3 p.m. “Tool Sharpening and Care”
Dave Whitesell, master gardener, shares some basic sharpening and maintenance techniques to make your hand tools work better and last longer.
Saturday, March 10
11 a.m. “Understanding Current Solar Incentives”
Blake Birrell, Forecast Solar, talks about the solar array that is paid for by state incentives and federal tax benefits.
Noon “Vegetable Gardening”
Martha Clatterbaugh, master gardener, talks about starting a garden and techniques that will keep it growing up to a great harvest.
1 p.m. “Solatube Versus Traditional Box Skylights”
Dawn McMillion demonstrates how to brighten rooms more evenly and effectively, providing consistent light.
2 p.m. “Creating Year-Round Interest”
Everyone wants their gardens to look interesting all season long. Steve Smith will take you through 12 months of plants.
3 p.m. “Mole Management: An Underground Movement”
Sheryl Kelly, master gardener, shares legal ways of evicting that mole, which may or may not work for your particular soft-pelted intruder.
Sunday, March 11
11 a.m. “Indoor Seed Starting”
Jerelyn Resnick, master gardener, tells how to start seeds indoors and the supplies you’ll need plus how to use light, humidity and temperature for more success.
Noon “What’s New for 2018”
Steve Smith tells about 32 new introductions for gardens that will add more pop and sizzle without more maintenance.
1 p.m. “Understanding Current Solar Incentives”
Blake Birrell, Forecast Solar, talks about solar array that is paid for by state incentives and federal tax benefits.
2 p.m. “Follow that Slime! Management of Slugs and Snails”

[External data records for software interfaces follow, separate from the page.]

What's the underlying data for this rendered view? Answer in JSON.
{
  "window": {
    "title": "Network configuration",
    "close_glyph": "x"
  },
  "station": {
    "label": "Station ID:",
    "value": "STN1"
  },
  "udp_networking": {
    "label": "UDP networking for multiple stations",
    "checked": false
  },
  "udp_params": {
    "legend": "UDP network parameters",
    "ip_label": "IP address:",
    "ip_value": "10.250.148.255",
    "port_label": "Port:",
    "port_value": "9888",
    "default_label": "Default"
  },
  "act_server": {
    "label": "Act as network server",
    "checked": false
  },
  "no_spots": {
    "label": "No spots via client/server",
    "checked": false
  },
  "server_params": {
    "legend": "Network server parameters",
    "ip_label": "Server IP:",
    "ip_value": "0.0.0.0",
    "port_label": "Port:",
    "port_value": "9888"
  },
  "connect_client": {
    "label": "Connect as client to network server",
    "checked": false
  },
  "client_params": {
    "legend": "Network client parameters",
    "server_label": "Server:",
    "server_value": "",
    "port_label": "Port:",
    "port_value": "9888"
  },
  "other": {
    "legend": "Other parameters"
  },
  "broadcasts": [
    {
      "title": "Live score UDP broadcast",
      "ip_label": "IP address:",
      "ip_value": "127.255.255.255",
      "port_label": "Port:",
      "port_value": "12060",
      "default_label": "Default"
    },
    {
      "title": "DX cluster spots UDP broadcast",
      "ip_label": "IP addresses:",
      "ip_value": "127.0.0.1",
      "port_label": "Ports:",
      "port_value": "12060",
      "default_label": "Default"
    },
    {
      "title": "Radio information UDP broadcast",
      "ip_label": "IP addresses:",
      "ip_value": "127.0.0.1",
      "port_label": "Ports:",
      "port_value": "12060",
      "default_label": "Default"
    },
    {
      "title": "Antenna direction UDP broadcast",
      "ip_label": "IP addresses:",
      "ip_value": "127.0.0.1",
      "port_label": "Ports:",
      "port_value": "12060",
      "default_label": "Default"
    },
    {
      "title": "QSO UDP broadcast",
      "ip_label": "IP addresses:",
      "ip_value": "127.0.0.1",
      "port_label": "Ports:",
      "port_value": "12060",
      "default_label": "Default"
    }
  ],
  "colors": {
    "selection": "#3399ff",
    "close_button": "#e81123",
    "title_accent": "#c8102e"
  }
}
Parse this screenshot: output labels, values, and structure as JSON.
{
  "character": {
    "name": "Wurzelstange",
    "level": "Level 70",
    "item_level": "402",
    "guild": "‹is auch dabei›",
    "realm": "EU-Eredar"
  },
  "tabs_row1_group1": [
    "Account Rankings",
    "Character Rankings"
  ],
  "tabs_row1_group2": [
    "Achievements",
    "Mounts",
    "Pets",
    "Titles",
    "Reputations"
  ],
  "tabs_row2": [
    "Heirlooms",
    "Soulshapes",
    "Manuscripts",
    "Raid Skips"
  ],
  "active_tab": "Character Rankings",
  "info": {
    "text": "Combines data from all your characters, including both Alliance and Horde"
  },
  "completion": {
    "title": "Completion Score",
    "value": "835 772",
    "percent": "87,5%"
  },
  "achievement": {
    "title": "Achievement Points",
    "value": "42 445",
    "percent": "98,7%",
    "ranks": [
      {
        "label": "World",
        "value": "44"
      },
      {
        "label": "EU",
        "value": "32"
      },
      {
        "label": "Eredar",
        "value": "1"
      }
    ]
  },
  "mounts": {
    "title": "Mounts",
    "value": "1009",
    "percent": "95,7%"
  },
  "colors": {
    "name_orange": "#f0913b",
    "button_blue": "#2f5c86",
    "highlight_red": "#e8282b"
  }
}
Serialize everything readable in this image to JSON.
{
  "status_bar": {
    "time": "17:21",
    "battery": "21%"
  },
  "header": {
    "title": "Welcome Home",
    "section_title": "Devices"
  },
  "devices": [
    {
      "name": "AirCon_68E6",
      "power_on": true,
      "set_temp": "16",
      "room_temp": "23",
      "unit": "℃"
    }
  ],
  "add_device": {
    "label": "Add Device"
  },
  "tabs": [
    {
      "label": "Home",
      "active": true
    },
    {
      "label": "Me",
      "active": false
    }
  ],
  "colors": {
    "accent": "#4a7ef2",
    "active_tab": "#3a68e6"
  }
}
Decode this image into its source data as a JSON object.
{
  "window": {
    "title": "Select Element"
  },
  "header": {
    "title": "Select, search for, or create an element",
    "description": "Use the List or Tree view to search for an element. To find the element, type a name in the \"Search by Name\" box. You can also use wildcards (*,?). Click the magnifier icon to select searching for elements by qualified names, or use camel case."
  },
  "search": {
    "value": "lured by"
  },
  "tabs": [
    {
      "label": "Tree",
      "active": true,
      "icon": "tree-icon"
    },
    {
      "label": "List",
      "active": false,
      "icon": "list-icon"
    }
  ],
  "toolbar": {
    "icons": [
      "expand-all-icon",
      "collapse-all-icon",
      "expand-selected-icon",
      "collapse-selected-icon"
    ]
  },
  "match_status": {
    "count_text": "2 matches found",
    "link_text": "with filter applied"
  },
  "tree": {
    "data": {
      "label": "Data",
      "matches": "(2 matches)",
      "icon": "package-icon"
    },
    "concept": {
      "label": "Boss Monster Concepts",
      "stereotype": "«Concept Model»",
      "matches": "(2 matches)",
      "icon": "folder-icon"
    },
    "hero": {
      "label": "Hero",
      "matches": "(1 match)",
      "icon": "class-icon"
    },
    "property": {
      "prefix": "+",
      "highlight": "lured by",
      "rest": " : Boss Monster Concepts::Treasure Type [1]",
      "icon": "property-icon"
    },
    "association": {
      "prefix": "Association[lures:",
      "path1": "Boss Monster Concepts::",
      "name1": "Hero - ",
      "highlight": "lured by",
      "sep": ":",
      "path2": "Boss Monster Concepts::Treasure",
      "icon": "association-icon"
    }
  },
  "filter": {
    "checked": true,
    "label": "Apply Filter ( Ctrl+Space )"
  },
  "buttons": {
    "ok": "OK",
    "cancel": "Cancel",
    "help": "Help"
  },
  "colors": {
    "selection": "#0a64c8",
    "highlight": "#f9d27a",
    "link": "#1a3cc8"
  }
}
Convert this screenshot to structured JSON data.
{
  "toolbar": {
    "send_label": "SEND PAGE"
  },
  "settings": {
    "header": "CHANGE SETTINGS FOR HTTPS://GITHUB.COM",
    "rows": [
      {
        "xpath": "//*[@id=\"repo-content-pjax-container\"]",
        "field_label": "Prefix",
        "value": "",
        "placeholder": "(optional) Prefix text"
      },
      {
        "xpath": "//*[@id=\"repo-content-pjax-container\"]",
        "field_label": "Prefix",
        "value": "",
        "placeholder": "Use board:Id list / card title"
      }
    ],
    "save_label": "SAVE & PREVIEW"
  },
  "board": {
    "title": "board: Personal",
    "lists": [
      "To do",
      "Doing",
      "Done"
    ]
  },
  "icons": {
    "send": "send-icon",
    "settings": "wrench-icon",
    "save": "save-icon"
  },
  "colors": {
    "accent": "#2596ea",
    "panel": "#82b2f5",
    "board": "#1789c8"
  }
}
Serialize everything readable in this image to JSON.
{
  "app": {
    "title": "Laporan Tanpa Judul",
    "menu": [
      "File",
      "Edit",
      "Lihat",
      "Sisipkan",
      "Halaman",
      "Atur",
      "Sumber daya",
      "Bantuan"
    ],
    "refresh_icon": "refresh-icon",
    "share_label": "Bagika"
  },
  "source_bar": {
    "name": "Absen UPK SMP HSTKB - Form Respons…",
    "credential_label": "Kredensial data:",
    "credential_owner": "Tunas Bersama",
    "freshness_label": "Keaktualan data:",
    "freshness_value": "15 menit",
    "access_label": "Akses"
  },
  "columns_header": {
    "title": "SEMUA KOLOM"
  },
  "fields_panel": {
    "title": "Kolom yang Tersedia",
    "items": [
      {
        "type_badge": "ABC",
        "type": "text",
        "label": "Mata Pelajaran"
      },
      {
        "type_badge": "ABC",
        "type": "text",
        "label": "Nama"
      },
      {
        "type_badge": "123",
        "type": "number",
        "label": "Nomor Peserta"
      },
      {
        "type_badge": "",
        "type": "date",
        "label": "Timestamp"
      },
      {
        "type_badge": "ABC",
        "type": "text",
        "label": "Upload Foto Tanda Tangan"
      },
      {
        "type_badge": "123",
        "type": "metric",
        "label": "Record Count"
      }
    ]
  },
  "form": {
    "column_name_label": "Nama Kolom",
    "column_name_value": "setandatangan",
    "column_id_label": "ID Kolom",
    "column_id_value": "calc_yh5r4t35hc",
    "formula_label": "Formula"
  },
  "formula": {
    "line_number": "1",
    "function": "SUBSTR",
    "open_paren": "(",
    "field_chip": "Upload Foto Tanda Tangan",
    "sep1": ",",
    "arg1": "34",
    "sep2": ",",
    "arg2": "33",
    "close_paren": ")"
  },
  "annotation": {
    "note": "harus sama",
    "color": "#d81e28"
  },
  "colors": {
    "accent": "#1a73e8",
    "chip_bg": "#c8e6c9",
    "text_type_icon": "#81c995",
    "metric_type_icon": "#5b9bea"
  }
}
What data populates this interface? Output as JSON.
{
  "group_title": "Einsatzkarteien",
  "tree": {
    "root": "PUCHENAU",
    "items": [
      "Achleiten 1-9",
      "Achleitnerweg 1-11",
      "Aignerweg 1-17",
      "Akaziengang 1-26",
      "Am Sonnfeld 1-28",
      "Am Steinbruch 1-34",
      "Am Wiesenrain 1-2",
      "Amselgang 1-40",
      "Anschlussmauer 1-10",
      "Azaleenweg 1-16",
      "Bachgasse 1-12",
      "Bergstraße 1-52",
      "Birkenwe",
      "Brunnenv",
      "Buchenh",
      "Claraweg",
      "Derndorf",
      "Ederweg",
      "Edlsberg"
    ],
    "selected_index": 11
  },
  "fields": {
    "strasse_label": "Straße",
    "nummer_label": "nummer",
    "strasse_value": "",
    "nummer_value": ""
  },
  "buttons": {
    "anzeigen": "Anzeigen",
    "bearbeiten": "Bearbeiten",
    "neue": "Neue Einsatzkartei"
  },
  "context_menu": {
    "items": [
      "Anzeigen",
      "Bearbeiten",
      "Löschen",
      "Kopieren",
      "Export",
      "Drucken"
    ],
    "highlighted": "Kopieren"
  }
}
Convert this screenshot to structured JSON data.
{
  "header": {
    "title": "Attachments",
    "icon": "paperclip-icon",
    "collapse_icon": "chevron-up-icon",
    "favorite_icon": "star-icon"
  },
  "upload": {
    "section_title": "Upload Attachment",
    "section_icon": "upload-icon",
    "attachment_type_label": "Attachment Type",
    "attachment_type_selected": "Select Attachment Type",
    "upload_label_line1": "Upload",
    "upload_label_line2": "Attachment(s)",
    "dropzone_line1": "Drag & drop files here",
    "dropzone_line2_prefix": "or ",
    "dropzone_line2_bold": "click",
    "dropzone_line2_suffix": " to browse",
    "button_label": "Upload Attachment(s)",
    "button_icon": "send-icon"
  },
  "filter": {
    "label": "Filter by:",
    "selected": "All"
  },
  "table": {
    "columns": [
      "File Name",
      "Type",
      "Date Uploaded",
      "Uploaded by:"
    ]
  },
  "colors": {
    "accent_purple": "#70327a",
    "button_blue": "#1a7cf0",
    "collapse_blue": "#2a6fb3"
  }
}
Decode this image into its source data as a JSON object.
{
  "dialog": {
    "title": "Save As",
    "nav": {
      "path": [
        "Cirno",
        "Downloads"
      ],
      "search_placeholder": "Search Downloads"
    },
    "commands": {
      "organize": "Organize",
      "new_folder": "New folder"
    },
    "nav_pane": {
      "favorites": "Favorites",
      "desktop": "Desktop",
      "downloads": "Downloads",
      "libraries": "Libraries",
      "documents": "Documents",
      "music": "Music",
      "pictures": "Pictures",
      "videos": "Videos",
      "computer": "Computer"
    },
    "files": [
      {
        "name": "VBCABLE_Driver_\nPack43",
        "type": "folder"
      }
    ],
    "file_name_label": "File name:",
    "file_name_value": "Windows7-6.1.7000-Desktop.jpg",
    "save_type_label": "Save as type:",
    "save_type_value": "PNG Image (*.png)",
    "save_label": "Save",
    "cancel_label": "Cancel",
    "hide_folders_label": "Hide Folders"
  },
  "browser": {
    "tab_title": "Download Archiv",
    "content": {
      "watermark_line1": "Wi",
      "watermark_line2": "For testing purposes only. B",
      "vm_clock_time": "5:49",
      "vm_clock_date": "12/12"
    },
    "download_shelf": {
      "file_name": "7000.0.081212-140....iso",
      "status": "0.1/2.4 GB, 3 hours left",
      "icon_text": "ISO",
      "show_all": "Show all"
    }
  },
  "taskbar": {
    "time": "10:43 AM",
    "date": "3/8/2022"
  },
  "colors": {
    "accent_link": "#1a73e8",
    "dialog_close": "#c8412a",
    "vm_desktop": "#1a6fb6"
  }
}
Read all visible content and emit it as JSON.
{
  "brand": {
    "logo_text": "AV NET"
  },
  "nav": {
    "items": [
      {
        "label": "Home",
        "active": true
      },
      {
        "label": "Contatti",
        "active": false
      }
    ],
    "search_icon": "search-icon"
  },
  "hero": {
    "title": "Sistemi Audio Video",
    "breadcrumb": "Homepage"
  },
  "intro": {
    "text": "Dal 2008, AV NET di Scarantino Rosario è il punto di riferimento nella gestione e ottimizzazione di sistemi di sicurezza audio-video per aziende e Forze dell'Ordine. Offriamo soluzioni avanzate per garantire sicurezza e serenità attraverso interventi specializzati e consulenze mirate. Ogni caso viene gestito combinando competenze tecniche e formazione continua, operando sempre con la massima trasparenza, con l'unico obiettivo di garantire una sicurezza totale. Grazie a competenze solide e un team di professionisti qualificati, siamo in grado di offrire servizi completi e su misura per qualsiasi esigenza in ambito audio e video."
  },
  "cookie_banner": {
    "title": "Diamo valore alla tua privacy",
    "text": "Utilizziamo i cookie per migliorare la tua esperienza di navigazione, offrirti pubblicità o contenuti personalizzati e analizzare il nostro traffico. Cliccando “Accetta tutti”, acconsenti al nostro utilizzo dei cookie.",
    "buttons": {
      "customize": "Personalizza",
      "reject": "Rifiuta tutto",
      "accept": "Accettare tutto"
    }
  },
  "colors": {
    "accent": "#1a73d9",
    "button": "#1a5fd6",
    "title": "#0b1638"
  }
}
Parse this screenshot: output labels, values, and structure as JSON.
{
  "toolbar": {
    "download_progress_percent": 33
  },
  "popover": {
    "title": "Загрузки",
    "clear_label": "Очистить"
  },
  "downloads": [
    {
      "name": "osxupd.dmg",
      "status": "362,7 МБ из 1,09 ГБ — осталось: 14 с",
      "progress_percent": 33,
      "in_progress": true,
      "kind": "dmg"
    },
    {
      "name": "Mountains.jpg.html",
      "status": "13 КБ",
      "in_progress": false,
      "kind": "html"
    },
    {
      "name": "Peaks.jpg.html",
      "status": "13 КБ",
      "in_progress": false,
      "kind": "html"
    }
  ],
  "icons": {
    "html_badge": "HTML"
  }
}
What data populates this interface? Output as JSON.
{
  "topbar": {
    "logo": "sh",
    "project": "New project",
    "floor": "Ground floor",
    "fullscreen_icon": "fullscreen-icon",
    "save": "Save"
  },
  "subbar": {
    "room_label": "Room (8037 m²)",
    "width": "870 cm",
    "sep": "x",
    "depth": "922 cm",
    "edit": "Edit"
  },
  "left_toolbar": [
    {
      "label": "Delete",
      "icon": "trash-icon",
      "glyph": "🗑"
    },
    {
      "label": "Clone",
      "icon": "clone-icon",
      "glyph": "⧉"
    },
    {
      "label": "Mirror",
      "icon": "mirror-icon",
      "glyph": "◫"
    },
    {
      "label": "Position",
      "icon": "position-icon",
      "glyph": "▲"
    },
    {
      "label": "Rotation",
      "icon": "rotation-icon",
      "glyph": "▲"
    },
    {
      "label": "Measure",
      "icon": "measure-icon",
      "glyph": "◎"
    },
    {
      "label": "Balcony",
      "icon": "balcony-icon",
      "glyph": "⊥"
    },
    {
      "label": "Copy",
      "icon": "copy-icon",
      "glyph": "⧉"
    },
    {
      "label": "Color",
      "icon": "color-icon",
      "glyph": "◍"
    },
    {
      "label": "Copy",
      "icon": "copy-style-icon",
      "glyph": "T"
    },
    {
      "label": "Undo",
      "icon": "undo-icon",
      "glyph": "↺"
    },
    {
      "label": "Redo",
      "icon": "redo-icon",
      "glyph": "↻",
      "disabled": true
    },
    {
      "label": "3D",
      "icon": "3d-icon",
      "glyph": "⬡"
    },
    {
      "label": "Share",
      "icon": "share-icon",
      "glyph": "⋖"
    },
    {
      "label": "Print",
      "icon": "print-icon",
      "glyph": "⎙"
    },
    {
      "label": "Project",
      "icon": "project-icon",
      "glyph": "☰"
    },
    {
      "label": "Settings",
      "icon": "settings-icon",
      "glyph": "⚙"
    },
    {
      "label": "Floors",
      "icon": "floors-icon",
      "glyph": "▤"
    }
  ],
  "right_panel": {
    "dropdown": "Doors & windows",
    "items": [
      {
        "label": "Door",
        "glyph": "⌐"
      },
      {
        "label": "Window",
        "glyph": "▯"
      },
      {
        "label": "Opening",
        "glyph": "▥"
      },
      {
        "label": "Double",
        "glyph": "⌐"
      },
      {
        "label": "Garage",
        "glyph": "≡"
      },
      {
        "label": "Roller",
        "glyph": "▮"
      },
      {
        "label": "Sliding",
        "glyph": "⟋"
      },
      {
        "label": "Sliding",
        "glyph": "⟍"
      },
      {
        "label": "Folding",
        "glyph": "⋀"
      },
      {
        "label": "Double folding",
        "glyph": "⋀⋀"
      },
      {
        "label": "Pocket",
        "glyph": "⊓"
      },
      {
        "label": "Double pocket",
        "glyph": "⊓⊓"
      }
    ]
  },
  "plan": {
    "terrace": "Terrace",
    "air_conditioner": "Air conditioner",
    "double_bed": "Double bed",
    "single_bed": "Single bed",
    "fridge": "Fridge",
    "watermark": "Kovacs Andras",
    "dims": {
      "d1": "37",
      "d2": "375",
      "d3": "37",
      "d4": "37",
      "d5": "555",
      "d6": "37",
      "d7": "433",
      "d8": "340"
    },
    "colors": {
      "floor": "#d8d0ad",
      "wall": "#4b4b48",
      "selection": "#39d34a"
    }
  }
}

Sheila McKinnon, master gardener, shares some interesting facts about slugs and snails, the bane of every gardener. Our frequent cool, damp conditions make the Northwest heaven for these creatures. Learn strategies for managing them without making yourself crazy.